• Dataset records:

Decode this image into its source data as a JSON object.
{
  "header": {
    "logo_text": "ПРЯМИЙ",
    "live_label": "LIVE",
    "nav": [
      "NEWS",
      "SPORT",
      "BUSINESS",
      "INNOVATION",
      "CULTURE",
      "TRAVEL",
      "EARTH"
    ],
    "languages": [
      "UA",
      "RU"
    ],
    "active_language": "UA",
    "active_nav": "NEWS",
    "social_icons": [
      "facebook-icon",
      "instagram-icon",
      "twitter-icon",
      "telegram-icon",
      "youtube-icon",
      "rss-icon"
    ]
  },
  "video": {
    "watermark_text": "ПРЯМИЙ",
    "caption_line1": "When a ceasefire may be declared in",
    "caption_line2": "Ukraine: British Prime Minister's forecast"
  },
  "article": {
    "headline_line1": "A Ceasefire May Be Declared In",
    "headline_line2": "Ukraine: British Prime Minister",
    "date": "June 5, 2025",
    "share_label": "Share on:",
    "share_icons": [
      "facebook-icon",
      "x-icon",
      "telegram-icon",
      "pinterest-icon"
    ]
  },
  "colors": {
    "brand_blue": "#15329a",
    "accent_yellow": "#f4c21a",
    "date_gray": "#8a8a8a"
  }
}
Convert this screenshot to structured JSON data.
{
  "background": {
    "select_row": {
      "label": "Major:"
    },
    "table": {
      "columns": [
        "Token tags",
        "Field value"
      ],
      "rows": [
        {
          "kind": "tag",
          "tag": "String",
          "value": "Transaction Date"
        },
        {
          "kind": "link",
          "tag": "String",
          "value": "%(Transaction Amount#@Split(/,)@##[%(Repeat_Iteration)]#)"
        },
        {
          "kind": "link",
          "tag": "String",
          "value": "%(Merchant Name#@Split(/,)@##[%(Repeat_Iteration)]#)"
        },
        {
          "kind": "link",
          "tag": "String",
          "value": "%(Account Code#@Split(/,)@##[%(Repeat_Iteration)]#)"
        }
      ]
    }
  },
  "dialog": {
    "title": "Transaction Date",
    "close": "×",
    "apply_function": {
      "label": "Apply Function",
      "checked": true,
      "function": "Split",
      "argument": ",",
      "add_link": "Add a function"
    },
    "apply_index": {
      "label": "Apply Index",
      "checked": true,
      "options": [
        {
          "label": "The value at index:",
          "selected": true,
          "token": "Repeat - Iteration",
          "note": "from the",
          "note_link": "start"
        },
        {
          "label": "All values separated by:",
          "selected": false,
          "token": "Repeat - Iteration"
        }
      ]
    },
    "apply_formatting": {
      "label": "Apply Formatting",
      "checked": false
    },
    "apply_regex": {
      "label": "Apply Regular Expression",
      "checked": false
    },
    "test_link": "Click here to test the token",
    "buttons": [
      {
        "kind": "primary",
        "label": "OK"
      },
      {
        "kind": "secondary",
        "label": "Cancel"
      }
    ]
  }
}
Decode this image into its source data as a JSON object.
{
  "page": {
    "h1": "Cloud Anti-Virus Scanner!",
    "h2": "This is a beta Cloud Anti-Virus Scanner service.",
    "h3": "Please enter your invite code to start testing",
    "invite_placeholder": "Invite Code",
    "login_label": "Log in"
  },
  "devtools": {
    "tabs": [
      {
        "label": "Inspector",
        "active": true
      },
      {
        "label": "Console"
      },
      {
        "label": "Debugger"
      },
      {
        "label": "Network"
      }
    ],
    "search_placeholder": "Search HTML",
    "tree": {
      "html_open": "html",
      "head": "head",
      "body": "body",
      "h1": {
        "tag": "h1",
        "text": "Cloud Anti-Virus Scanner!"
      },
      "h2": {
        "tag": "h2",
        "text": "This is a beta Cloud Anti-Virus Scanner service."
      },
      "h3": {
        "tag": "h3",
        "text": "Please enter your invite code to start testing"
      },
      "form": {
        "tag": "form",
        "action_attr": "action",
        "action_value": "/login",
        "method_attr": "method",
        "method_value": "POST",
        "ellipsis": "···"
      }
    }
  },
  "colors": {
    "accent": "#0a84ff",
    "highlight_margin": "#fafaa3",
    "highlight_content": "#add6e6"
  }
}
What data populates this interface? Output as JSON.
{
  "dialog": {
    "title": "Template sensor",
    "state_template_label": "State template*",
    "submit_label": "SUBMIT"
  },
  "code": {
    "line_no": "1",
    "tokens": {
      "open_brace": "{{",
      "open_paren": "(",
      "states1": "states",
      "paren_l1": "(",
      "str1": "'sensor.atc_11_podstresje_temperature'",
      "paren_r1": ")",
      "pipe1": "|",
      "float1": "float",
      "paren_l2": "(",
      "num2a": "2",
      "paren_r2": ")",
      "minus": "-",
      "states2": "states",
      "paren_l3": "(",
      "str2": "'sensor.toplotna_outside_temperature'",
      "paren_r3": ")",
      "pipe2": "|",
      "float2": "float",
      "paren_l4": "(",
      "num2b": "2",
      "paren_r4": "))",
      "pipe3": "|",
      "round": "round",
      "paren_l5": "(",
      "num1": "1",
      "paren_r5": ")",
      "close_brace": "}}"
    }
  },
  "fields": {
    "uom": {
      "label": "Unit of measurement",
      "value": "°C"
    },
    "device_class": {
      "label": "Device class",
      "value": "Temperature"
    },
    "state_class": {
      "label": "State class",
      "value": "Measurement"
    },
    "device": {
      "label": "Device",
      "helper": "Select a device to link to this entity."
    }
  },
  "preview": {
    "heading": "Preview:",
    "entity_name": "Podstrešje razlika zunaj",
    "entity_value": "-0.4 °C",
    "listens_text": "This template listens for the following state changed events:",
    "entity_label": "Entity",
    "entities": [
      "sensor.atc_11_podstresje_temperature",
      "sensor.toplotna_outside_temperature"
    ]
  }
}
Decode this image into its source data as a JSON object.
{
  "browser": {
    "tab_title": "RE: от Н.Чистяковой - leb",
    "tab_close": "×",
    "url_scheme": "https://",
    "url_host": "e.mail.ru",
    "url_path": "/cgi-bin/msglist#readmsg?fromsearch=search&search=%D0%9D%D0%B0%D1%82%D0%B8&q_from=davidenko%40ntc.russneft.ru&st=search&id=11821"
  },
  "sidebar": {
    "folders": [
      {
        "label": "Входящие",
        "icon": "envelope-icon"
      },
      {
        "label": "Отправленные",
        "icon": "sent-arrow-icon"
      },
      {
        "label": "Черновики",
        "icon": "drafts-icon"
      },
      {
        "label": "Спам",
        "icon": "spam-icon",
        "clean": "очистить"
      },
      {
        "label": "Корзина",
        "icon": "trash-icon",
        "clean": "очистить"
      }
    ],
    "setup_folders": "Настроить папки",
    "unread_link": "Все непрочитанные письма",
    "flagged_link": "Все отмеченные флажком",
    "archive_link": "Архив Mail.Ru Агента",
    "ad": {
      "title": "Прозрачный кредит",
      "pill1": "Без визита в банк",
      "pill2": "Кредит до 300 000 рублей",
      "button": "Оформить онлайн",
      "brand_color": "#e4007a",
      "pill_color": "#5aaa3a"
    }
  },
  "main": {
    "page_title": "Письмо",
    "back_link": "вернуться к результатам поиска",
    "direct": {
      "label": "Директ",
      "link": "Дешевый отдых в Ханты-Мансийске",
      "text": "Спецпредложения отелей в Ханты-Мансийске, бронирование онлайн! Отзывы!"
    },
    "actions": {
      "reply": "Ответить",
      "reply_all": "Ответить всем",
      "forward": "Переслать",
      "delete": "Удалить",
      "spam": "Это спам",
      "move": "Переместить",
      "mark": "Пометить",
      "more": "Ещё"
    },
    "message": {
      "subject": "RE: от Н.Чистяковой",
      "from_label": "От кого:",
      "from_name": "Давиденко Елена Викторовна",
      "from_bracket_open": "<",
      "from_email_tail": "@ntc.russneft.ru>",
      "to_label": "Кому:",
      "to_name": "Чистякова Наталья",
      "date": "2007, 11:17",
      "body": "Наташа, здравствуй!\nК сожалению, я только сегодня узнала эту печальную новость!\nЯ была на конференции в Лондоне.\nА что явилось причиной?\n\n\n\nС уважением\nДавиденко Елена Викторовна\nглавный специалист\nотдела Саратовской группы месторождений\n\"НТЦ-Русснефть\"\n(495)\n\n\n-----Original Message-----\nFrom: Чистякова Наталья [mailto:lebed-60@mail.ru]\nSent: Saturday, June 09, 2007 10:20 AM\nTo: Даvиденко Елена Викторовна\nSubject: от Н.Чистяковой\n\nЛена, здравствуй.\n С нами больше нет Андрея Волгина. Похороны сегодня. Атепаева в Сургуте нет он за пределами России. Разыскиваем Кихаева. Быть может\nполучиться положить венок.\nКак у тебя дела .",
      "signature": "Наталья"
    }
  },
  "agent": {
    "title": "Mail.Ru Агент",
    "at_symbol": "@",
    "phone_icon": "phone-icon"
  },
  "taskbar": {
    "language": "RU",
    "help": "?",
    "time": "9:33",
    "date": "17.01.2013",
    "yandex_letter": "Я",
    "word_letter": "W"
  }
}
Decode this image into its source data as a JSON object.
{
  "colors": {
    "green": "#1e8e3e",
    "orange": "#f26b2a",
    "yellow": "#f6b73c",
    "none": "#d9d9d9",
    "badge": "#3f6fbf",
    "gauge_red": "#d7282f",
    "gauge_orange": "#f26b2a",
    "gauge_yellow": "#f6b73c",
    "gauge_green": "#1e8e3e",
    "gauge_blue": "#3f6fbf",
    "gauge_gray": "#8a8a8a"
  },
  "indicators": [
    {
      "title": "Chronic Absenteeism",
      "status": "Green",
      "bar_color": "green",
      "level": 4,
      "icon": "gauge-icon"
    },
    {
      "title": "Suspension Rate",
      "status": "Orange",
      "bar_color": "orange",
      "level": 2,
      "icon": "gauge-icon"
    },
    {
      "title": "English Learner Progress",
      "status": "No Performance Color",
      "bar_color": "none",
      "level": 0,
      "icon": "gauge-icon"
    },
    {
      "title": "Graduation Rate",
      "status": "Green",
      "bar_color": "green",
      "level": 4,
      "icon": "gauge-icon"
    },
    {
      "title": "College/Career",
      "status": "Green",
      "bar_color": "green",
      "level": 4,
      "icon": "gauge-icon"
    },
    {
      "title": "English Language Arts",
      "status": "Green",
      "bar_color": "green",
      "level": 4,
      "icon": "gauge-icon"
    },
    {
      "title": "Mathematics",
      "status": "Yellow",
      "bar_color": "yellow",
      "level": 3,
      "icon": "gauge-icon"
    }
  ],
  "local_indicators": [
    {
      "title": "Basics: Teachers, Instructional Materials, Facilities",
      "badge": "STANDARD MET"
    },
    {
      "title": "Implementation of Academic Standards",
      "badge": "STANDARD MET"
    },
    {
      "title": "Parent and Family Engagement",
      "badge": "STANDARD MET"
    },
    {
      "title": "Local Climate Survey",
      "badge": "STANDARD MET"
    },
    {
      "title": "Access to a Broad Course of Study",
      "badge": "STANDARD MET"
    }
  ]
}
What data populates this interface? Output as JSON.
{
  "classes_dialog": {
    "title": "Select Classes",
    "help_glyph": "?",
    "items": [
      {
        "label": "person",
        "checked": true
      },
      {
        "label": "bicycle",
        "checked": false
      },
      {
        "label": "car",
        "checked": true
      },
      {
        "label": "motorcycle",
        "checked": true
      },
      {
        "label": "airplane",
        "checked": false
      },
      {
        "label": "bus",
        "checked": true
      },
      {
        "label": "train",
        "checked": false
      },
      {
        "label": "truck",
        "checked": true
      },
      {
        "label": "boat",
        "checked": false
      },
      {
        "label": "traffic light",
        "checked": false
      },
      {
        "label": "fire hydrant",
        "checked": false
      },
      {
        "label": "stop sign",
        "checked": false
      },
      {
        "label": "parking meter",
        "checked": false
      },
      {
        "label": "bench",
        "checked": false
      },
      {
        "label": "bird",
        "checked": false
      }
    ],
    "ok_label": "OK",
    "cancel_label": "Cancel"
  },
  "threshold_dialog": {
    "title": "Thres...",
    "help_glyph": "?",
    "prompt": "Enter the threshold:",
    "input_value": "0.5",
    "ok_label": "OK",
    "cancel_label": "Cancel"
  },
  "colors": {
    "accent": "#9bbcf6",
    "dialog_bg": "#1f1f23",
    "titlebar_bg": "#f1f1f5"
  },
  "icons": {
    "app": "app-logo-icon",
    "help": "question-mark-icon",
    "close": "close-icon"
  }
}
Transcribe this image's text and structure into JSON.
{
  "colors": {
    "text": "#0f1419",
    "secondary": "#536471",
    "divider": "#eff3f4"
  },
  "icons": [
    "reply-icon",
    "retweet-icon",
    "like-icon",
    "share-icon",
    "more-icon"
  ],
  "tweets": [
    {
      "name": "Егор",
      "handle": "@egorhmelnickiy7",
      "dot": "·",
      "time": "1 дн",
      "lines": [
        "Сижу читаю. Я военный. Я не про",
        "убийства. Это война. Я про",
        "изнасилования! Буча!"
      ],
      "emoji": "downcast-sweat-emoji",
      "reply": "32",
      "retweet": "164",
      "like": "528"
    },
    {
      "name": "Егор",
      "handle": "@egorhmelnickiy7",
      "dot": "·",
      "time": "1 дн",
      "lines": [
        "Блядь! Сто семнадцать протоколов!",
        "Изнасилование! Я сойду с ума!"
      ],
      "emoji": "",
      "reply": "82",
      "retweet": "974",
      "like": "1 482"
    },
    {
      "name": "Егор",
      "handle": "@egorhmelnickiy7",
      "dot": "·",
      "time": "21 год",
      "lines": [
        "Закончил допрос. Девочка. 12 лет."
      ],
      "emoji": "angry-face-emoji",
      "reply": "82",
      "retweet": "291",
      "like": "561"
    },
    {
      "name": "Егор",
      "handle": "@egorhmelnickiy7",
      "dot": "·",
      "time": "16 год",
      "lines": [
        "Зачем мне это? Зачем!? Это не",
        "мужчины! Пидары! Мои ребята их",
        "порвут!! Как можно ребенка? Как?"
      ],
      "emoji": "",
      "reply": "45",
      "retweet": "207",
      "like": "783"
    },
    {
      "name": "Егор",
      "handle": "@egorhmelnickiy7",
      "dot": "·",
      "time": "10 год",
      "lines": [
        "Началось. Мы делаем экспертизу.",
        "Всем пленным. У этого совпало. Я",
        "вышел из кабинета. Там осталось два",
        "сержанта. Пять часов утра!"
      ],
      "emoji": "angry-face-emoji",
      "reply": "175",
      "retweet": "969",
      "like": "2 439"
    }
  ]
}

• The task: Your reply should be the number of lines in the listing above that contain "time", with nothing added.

• Result for this exercise: 6